The former Liverpool star said that he was frustrated by the players he felt needed game time, but praised four young teenagers who came on for the second half and turned the game around. While officially the players were unnamed, reports on social media say Dapo Mebude, Kai Kennedy, Josh McPake, and Glenn Middleton – all 17 or 18 years old – came on for the second half and made an impact, with Mebude scoring a brace plus goals from McPake and Middleton to lead the comeback.

When asked about the purpose for holding the match, Gerrard explained that fitness was a key component, but admitted that some first-team players were participants in the first-half drubbing. “Well I think it’s a few different reasons really,” Gerrard said to the club’s official video channel. “The first was to give people game-time who haven’t played as much. We want to try and keep them as sharp and as fit as possible for the run-in. And the other reason was to have a look at some young talent that had been doing really well in the Reserves or the 18s and give them an opportunity to be around the first-team lads and see how they can cope playing against good players at Ibrox.”

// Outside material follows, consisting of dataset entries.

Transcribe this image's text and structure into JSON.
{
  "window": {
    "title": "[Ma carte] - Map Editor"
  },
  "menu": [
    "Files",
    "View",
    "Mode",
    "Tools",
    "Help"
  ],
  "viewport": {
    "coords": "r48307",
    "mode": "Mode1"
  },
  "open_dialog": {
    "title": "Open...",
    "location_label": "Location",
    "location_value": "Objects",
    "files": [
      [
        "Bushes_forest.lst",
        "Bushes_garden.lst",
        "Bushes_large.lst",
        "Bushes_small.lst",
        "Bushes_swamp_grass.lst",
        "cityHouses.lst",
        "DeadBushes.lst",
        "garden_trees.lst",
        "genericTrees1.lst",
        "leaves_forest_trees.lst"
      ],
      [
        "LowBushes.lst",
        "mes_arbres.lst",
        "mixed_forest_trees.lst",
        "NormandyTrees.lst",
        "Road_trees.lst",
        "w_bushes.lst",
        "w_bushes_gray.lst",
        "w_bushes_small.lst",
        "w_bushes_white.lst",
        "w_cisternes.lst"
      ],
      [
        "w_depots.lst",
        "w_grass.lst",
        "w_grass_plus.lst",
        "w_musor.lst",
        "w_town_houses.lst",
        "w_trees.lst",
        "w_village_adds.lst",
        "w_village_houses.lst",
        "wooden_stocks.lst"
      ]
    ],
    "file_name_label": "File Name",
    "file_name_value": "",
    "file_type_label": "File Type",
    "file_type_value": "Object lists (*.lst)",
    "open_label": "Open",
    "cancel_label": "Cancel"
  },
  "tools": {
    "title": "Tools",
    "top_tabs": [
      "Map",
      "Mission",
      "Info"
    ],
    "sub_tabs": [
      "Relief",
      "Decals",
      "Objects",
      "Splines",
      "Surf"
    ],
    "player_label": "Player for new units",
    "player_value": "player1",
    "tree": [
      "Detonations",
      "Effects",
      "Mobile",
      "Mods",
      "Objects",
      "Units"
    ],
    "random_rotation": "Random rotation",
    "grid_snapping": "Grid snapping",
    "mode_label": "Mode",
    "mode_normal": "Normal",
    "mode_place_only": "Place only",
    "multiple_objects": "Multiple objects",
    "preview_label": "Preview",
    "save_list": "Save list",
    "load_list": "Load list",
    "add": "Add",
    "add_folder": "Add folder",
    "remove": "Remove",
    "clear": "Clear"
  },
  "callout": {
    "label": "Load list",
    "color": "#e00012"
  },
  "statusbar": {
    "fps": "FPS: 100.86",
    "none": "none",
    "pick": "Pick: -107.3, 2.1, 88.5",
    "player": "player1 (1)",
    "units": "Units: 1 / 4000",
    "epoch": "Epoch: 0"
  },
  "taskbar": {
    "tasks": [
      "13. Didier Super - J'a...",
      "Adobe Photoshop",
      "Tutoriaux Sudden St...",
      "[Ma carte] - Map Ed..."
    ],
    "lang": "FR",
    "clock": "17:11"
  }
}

Gerrard said that he learned a lot from the match, which could be ominous for the players who were on the field in the first 45 minutes. “It was a very useful game. I probably learned more in that 90 minutes about the players than I have done all season because it was a game of two halves.”

Rangers sit second in the Scottish Premiership table, nine points behind rivals Celtic with four matches to go. Liverpool’s U-23 side has the chance to finish as high as second in the Premier League 2 table with one match remaining, behind Everton who was already confirmed as champions.